Saturday, November 19, 2005

How to WIn the War of Words

A number of progressive sites are talking tonight about the political message sent by both parties. Republicans are seen as strong and decisive, Democrats are weak and reactive. Josh Marshall has posted an e-mail from a Republican reader who questions Democrats' ability to present a unified, timely response to an aggressive GOP attack, and his readers, and those at Kos, are weighing in on the issue. Here at BotB we have readers from across the political spectrum, and many of you have expressed opinions on the matter in comments. So I would like to open the question up to you. What does the Democratic party need to do to win in the next several elections?

As I see it, the GOP has a divided message. They speak to their Christian conservative base when it suites their purposes, but on issues they see as transcending that base, they reframe things to meet their needs. The Harriet Meirs nomination is an example where they misjudged the marketing strategy and tried to appeal to the wrong group. The war in Iraq has been a greater success for the administration overall. Social Security fell through the holes of their system, while tax cuts and homophobia have been spot on. One place where they have been most effective is disparaging the opposing party. Marked by strong, pointed derisive attacks, the Republicans have successfully made the Democratic party seem weak and indecisive.

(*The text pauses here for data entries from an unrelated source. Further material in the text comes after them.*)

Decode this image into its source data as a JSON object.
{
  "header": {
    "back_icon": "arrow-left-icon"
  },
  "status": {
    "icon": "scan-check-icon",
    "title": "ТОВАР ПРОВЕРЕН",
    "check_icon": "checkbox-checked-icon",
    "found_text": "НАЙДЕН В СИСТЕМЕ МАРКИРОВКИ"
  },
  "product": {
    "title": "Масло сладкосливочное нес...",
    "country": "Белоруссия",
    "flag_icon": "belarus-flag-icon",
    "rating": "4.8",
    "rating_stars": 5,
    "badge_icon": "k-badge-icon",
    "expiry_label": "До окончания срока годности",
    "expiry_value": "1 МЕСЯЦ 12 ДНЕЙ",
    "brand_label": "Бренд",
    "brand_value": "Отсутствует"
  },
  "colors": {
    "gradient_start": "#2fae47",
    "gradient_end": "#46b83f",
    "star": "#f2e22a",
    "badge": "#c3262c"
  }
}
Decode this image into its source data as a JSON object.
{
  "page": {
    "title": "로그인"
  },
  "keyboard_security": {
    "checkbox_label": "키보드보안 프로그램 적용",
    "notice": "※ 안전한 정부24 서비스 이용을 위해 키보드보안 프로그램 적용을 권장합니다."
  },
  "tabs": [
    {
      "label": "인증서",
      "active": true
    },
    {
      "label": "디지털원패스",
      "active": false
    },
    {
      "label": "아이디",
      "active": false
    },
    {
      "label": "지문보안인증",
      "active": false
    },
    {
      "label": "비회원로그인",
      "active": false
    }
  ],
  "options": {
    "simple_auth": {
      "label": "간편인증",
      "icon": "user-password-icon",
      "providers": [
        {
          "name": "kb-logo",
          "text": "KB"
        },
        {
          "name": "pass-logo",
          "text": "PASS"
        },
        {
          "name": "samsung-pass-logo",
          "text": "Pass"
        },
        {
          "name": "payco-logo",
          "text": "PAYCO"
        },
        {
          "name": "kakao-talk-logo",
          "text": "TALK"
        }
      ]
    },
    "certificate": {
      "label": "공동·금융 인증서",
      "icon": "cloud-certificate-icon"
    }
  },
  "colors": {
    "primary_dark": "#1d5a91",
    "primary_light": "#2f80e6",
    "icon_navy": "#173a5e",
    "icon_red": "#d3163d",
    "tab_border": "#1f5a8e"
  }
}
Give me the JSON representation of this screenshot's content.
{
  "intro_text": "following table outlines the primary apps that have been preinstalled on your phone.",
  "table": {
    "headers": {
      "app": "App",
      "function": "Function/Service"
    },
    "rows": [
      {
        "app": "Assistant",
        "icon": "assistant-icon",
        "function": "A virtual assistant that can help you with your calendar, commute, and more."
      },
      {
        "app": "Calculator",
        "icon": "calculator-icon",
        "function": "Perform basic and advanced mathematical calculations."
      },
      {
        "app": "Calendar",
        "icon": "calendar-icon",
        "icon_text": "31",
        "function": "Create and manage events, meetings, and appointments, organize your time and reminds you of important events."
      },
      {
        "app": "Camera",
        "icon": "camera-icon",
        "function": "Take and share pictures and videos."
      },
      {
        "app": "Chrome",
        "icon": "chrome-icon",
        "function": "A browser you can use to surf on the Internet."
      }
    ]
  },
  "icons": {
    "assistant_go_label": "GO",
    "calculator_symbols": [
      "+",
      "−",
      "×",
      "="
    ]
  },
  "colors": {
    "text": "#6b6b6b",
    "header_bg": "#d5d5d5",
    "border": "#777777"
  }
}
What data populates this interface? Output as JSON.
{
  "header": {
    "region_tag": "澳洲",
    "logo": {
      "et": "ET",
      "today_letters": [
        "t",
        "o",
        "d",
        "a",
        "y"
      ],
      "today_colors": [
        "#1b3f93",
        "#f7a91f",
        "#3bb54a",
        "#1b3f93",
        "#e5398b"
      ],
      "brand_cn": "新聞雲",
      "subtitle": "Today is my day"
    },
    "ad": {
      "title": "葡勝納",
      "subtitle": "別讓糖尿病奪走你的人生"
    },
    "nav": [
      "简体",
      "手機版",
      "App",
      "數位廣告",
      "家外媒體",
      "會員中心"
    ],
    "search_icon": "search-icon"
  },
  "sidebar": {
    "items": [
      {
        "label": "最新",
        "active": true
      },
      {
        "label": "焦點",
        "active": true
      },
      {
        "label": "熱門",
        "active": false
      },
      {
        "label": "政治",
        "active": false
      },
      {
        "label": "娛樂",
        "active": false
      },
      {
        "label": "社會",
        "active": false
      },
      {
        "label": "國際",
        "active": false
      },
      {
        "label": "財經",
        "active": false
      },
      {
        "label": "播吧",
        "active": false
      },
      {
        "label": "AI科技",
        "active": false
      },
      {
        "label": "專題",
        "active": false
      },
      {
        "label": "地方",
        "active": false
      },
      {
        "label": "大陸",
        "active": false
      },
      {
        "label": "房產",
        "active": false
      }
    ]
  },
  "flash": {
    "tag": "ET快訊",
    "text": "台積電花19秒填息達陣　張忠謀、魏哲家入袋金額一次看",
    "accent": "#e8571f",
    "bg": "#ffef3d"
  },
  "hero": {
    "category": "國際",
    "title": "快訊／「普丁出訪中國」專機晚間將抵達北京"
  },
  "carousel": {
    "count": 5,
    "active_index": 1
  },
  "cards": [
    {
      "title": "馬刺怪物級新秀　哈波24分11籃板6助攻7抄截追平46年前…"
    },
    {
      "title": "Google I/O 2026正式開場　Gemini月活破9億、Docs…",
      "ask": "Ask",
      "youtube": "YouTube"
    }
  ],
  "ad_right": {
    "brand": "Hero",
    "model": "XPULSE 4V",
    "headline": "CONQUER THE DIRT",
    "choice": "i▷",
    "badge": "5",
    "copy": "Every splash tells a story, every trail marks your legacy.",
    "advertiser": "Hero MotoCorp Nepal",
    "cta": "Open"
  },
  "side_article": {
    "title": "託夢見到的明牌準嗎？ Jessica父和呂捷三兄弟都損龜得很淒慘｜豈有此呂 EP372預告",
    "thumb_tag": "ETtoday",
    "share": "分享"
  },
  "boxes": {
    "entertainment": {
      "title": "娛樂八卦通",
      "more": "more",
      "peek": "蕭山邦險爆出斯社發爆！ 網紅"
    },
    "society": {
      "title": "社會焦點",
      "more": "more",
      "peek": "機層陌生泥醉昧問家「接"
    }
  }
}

Democrats, on the other hand , have played into GOP hands by behaving weak and indecisive. A perfect example is Howard Dean's campaign for the presidency in 2004. Dean had considerable power until the primary when he was framed as wild and out of control in a concession speech. Had the Democratic party tried to combat this maneuver by the GOP, the election might have turned out differently. In the recent actions by house and senate, Dems have had the opportunity to show true backbone, but never manage to capitalize on the opportunity.

Commenters at TPM and Kos seem to want the Dems to be as derisive and divisive as Republicans have been; a strong offense is better than a mediocre defense. Commenter here at BotB seem to have a different opinion. What I hear from you is that Dems should be strong, but most importantly, they should have a message. It is the message that has been missing in the party for the last dozen years.

So the question today is, what message should the Democratic party be sending and how should they frame and market that idea to the American people?


Monday, November 14, 2005

Did the Bush Administration run an Enron on Iraq?

There have been several discussions in comments recently about assertions that the Bush administration purposely lied, misled and misinformed the American people and Congress in the run up to the Iraq War. In this article by Elizabeth De La Vega posted at The Nation, she makes a case for indicting and prosecuting the WH for Enron-like fraud.

De La Vega, a former Federal prosecutor with more than 20 years experience, draws some fascinating parallels between the crimes Ken Lay and his cohorts were vilified for and the actions of the Bush administration, which have resulted in the deaths of 2000 American soldiers and tens of thousands of Iraqis, not to mention a cost of $200+ billion.

I'm not so sure the country is ready for yet another round of impeachment hearings, and I have no way to gage the accuracy of the legal analysis. But De La Vega does a great job of recreating the timeline and delineating the lies and misrepresentations made by the executive branch in their thirst for war.

Let the discussion begin...